By George Angelakis,
Most of you have probably heard of Thelonious Monk before, one of the founding fathers of American jazz and pioneer in jazz techniques and music composing. In many people’s minds, though, he wasn’t just a musician, he was a true rebel of his time and a man destined to do something more than just play the piano.
Born in North Dakota in the late 1910’s Monk was an idiosyncratic kid with an immense interest in music. In a very early age, he moved to Manhattan with his family and started learning music. While still in his late twenties, he started playing the piano professionally in clubs as well as in jazz competitions. It was there that he introduced his unique brand-new style in the music industry; a style that is known today as bebop.

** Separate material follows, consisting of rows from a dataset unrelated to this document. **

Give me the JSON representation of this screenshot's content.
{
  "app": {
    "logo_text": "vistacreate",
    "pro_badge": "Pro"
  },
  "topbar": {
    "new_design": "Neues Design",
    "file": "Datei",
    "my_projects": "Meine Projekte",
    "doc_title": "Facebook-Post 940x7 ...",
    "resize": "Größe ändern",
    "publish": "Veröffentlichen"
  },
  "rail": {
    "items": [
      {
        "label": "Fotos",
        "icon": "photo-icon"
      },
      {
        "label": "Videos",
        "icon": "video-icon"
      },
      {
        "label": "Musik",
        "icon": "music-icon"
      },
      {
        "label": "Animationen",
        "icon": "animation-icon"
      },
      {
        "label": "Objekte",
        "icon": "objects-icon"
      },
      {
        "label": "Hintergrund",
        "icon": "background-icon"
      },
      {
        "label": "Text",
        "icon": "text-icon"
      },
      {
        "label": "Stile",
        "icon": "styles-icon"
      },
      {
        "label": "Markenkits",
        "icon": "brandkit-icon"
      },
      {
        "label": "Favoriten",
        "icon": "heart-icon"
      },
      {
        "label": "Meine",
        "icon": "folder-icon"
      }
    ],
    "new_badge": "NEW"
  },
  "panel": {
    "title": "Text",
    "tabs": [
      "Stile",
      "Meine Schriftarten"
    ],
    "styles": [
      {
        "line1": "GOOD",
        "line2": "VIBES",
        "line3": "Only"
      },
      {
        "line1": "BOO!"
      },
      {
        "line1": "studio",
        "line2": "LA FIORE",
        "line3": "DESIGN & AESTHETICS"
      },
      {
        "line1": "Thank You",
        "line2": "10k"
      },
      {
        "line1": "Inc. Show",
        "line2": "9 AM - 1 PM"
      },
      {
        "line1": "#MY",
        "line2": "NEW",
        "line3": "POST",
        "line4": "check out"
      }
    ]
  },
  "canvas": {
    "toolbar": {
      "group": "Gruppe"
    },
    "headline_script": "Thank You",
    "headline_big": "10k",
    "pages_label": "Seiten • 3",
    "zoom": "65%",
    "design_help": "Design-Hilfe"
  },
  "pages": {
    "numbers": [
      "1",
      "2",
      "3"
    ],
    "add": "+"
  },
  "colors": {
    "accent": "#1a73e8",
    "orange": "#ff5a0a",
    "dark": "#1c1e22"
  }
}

Due to his peculiar style he quickly became the centre of attention, followed by immense controversy. He quickly gained many friends and enemies alike. Mary Lou Williams, Monk’s mentor, was the one who introduced him to the limelight of the jazz industry and the first one to give him true credit of his unique style. She was without a doubt the first person to ever acknowledge his rebellious sound and to point out the true revelation he had brought upon Afro-American music. She specifically said: “So, the boppers worked out a music that was hard to steal. I’ll say this for the ‘leeches,’ though: they tried. I’ve seen them in Minton’s busily writing on their shirt cuffs or scribbling on the tablecloth. And even our own guys, I’m afraid, did not give Monk the credit he had coming. Why, they even stole his idea of the beret and bop glasses”.
Nowadays such a statement doesn’t seem very sensational, mainly because we’re unaware of the state jazz music had fallen into at that time. The transition it went through in these decades and the popularity it gained had slowly but steadily urged it to adapt to a mass-producing rhythm of pieces and to a stricter way of management. These are things that types of music such as jazz and blues, types of music that constitute the very heart and soul of Afro-American culture, could not tolerate. The loss of purity in jazz was a phenomenon that many had noticed but only a few people, such as Thelonious Monk, had the courage to try and re-establish. And he tried to do that a lot and in unconventional ways:
Many stories exist of Thelonious Monk getting up from the piano and dancing around in circles on stage, falling asleep at the keyboard, staring off into space and wandering out of nightclubs during gigs. Besides the obvious fact, that this was part of his persona, we must acknowledge that, at the same time, he carried the aura of “laissez-faire” in regards to his music; and even if he didn’t mean to, he introduced a way of approaching jazz much more as a way of life than a medium for personal gain and wealth.
It seems that the answer to who was Thelonious Monk is not as straightforward. He was a musician, sure, but it feels like we’re not giving him enough credit with such a simple word. He was a true rebel, a musical genius, a revolutionary and most importantly, a man whose whole character gave the loudest, most profound wake-up call that the jazz scene has seen or will ever see. In the bigger picture, detached from specifics, he was a brave person who went head to head with an entire industry, an entire universe of beliefs, indifferent of the consequences, eager to showcase only what he truly wanted, with or without sufficient music theory, with or without friends and producers. In the very end, Thelonious Monk constitutes the very essence of the importance of questioning one’s own beliefs and sacrificing the human need for recognition in the name of purity and unconditional love and devotion to a single cause.